Missing msimg32.dll - This dll is not present on 95/NT4 and is needed for the toolbar gradient. Don't use the toolbar, or use an earlier version of Delphi to compile. This QC Report also presents a solution. This problem may be fixed in Delphi 2007.
Missing oleacc.dll - This dll is not present on Win95 or
Win98 (first edition). Here are some possible ways to deal with
Missing Gdiplus.dll - This dll is included only on XP and Server 2003 and is required by some newer Delphi third-party components. You can get this redistributable from the Microsoft website and install it into your application folder.
TLinkLabel component requires user to have theme support enabled. Windows 2000 doesn't support themes. Theme support can be disabled on XP.
TButton->Style properties require Vista to add a drop-down menu to the button.
New! - Delphi-2010 issues
If your program uses ADO and when you run it (on Windows 2000?) it starts up briefly but then goes away without any dialog you might need to install a newer version of the Microsoft Data Access Components (MDAC).
Would be nice to have? - A tool that uses Dependency
Walker to look at the program EXE and then uses DLL
Help to list what required dlls are not included on the
different versions of Windows. Please let me know if you are
aware of such a tool. Thanks!
Other strange run-time issues
Do you have a Delphi program that works good except that it causes Win98 to crash on some machines (with VIA hardware drivers)? Search http://www.fulltextsearch.com or google groups for "ezerodivide Win98" and you'll turn up some interesting threads.
The "Invalid floating point operation" exception can be caused by using a DLL for which FPU exceptions are disabled. That search mentioned above (for "ezerodivide Win98") will also turn up an interesting message from Danny Thorpe (on 4 Sept. 2003) about Delphi-5 Trunc() problems (per Danny this was resolved in Delphi-6).
If you use OpenGL then search http://msdn.microsoft.com for "Borland DirectX" and you'll read that "Compilers from Borland report floating-point exceptions in a manner that is incompatible with Microsoft® Direct3D®." and you'll find a work-around.
When using Windows 2000 SP1 on some motherboards (VIA again?),
QueryPerformanceCounter can return incorrect results if it isn't
called frequently enough (4.5 seconds), or if it is called
continuously. See these pages for more information:
Craig Stuntz has an informative blog article: Why an App Might Disappear Without Notice
Controlled compile environment
Some folks have found it beneficial to set up a separate computer or environment so release versions of programs can be compiled in a controlled manner. Using the Delphi DCC32 command-line compiler in such an environment is simplified because custom components do not need to be installed on the Delphi component palette.

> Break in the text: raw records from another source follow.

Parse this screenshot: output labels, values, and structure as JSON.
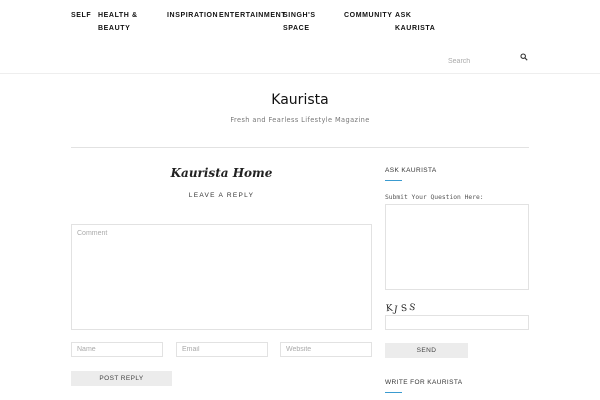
{
  "nav": {
    "items": [
      {
        "label": "SELF"
      },
      {
        "label": "HEALTH &"
      },
      {
        "label": "BEAUTY"
      },
      {
        "label": "INSPIRATION"
      },
      {
        "label": "ENTERTAINMENT"
      },
      {
        "label": "SINGH'S"
      },
      {
        "label": "SPACE"
      },
      {
        "label": "COMMUNITY"
      },
      {
        "label": "ASK"
      },
      {
        "label": "KAURISTA"
      }
    ],
    "search_placeholder": "Search",
    "search_icon": "search-icon"
  },
  "header": {
    "site_title": "Kaurista",
    "tagline": "Fresh and Fearless Lifestyle Magazine"
  },
  "main": {
    "page_title": "Kaurista Home",
    "leave_reply": "LEAVE A REPLY",
    "comment_placeholder": "Comment",
    "name_placeholder": "Name",
    "email_placeholder": "Email",
    "website_placeholder": "Website",
    "post_reply_label": "POST REPLY"
  },
  "sidebar": {
    "ask_title": "ASK KAURISTA",
    "question_label": "Submit Your Question Here:",
    "captcha_text": "KJSS",
    "send_label": "SEND",
    "write_title": "WRITE FOR KAURISTA",
    "accent_color": "#3a9bd0"
  }
}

Here are some magazine articles that cover this in detail:
"Refactoring In The Real World" by Brandon Smith in The Delphi Magazine issue 66 (February 2001)
"A Better Build Process" by Primoz Gabrijelcic in The Delphi Magazine issue 49 (September 1999)
"Creating A Delphi Build Process" by Dave Collie in The Delphi Magazine issue 38 (October 1998)
A build automation tool that has good reviews: FinalBuilder
Customer support is our top priority!
Contact information on home page
email: see the image to the left